Your instructions: How many lines in the records below contain "JSON"? Reply with the number alone.

(Record set Opens)

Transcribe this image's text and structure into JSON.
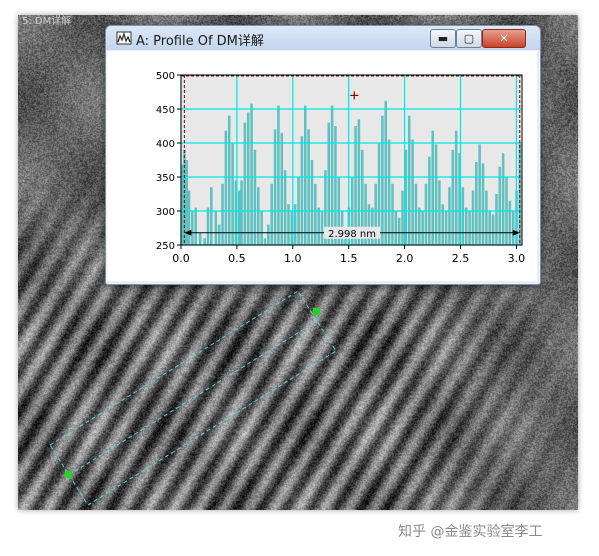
{
  "window": {
    "title": "A: Profile Of DM详解",
    "minimize_glyph": "▬",
    "maximize_glyph": "▢",
    "close_glyph": "✕",
    "app_icon": "profile-tool-icon",
    "behind_title": "5: DM详解"
  },
  "colors": {
    "plot_background": "#e8e8e8",
    "grid": "#00e6e6",
    "bars": "#5fc1c0",
    "marker": "#8b0000",
    "selection_outline": "#58d6e0",
    "handle": "#21d421"
  },
  "chart_data": {
    "type": "bar",
    "x_range": [
      0.0,
      3.05
    ],
    "ylim": [
      250,
      500
    ],
    "x_ticks": [
      "0.0",
      "0.5",
      "1.0",
      "1.5",
      "2.0",
      "2.5",
      "3.0"
    ],
    "y_ticks": [
      "250",
      "300",
      "350",
      "400",
      "450",
      "500"
    ],
    "grid": true,
    "measurement_label": "2.998 nm",
    "measurement_range": [
      0.03,
      3.03
    ],
    "crosshair": [
      1.55,
      470
    ],
    "profile": [
      [
        0.0,
        368
      ],
      [
        0.02,
        390
      ],
      [
        0.04,
        375
      ],
      [
        0.06,
        330
      ],
      [
        0.09,
        300
      ],
      [
        0.12,
        305
      ],
      [
        0.16,
        268
      ],
      [
        0.2,
        260
      ],
      [
        0.23,
        305
      ],
      [
        0.26,
        335
      ],
      [
        0.3,
        300
      ],
      [
        0.33,
        280
      ],
      [
        0.36,
        340
      ],
      [
        0.39,
        418
      ],
      [
        0.42,
        440
      ],
      [
        0.45,
        400
      ],
      [
        0.48,
        345
      ],
      [
        0.51,
        330
      ],
      [
        0.53,
        345
      ],
      [
        0.56,
        430
      ],
      [
        0.59,
        445
      ],
      [
        0.62,
        458
      ],
      [
        0.65,
        390
      ],
      [
        0.68,
        335
      ],
      [
        0.71,
        300
      ],
      [
        0.74,
        260
      ],
      [
        0.77,
        280
      ],
      [
        0.8,
        340
      ],
      [
        0.83,
        420
      ],
      [
        0.86,
        455
      ],
      [
        0.89,
        415
      ],
      [
        0.92,
        360
      ],
      [
        0.95,
        310
      ],
      [
        0.98,
        300
      ],
      [
        1.01,
        310
      ],
      [
        1.04,
        350
      ],
      [
        1.07,
        410
      ],
      [
        1.1,
        455
      ],
      [
        1.13,
        420
      ],
      [
        1.16,
        375
      ],
      [
        1.19,
        340
      ],
      [
        1.22,
        305
      ],
      [
        1.25,
        300
      ],
      [
        1.28,
        360
      ],
      [
        1.31,
        430
      ],
      [
        1.34,
        455
      ],
      [
        1.37,
        425
      ],
      [
        1.4,
        350
      ],
      [
        1.43,
        300
      ],
      [
        1.46,
        270
      ],
      [
        1.49,
        305
      ],
      [
        1.52,
        350
      ],
      [
        1.55,
        425
      ],
      [
        1.58,
        435
      ],
      [
        1.61,
        390
      ],
      [
        1.64,
        340
      ],
      [
        1.67,
        310
      ],
      [
        1.7,
        305
      ],
      [
        1.73,
        340
      ],
      [
        1.76,
        400
      ],
      [
        1.79,
        440
      ],
      [
        1.82,
        462
      ],
      [
        1.85,
        405
      ],
      [
        1.88,
        340
      ],
      [
        1.91,
        300
      ],
      [
        1.94,
        290
      ],
      [
        1.97,
        330
      ],
      [
        2.0,
        390
      ],
      [
        2.03,
        440
      ],
      [
        2.06,
        405
      ],
      [
        2.09,
        340
      ],
      [
        2.12,
        305
      ],
      [
        2.15,
        300
      ],
      [
        2.18,
        340
      ],
      [
        2.21,
        380
      ],
      [
        2.24,
        418
      ],
      [
        2.27,
        398
      ],
      [
        2.3,
        345
      ],
      [
        2.33,
        310
      ],
      [
        2.36,
        300
      ],
      [
        2.39,
        335
      ],
      [
        2.42,
        390
      ],
      [
        2.45,
        418
      ],
      [
        2.48,
        385
      ],
      [
        2.51,
        335
      ],
      [
        2.54,
        305
      ],
      [
        2.57,
        300
      ],
      [
        2.6,
        330
      ],
      [
        2.63,
        372
      ],
      [
        2.66,
        398
      ],
      [
        2.69,
        370
      ],
      [
        2.72,
        330
      ],
      [
        2.75,
        300
      ],
      [
        2.78,
        295
      ],
      [
        2.81,
        325
      ],
      [
        2.84,
        365
      ],
      [
        2.87,
        385
      ],
      [
        2.9,
        350
      ],
      [
        2.93,
        315
      ],
      [
        2.96,
        300
      ],
      [
        2.99,
        330
      ],
      [
        3.02,
        400
      ]
    ]
  },
  "watermark": "知乎 @金鉴实验室李工"
}
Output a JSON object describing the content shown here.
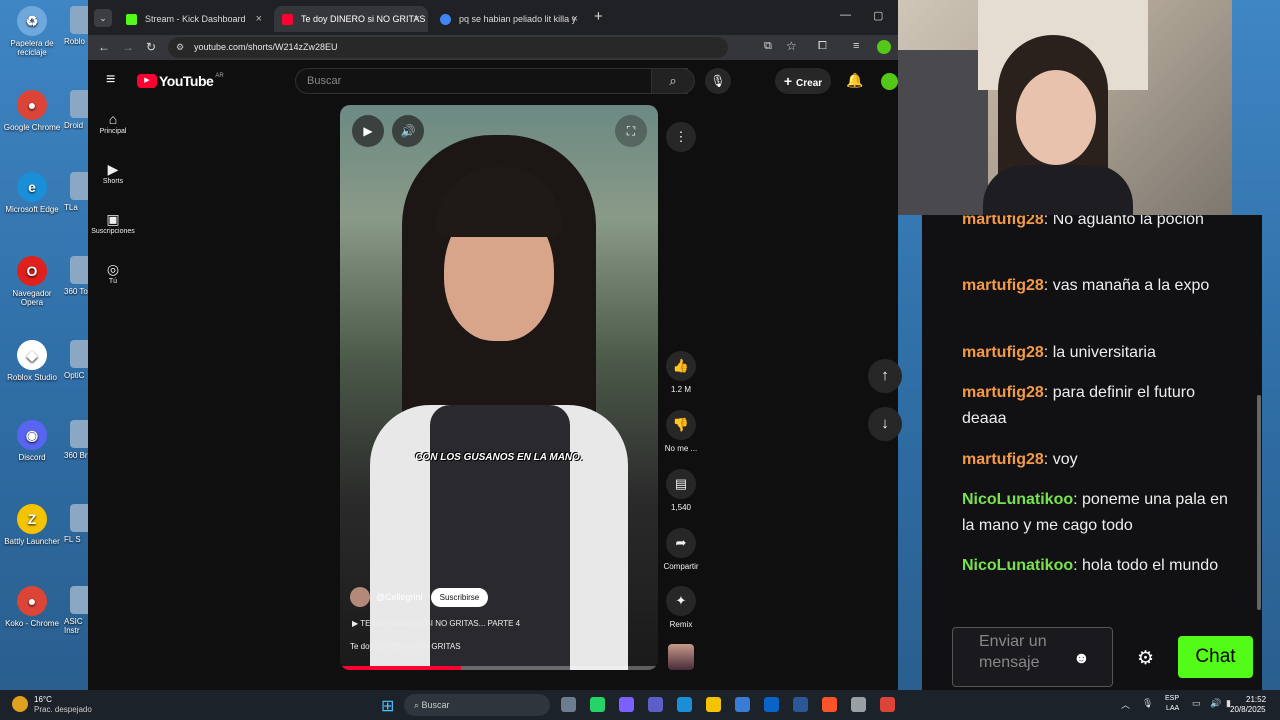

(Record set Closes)

Response for this exercise: 2